award-winning Energy Hawks

   An innovative approach to saving energy, reducing utilities costs, and improving occupant    comfort in 60 buildings across the University of Iowa campus

Winner of  APPA's 2010 Effective & Innovative Practices Award
Award Materials

 

What's an Energy Hawk?

Energy HawksA quick-hit, high impact team of specialists from various Facilities Management units including maintenance services, building commissioning, controls engineering and energy management. Drawing from a rotating group of energy engineers, building controls technicians, maintenance personnel and operations engineers, the group members work in synergy to evaluate and resolve energy issues in buildings quickly and efficiently.

Goals

Saving energy, reducing utilities costs and improving occupant comfort are the chief goals of the Energy Hawks.

Target

The Energy Hawks process is a part of the UI's comprehensive energy conservation plan to eliminate energy waste.

Innovative Strategies

The Energy Hawks take a holistic, cross-organizational and cross-functional approach. The process goes beyond routine operational fixes to a comprehensive evaluation of the whole system revealing solutions for better systems management.

Building Occupants

Tina Hass, Assistant to the Dean of the College of Education, says, “The experience with the Energy Hawks has been seamless and painless. They came in and got to work with no disruption to the building occupants.
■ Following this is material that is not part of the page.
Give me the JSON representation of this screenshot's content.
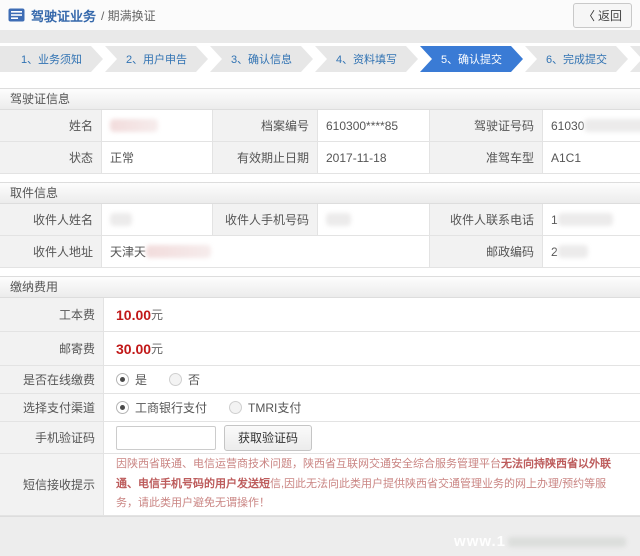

Faculty and staff have commented on how much more comfortable their offices are, space heaters are gone, and we have noticed a difference in energy efficiency and comfort levels throughout the building.”

Jan Waterhouse, Assistant Dean for Operations and Finance, UI College of Nursing, stated, “The team was in the Nursing Building for about two weeks. They provided a complete list of action items identified during the investigative phase, explained what they found, and the steps that would be taken to address the issues.  The repairs included replacing our outside air dampers and a large number of old, faulty thermostats in individual offices, which has really improved our temperature control and air flow throughout the building.”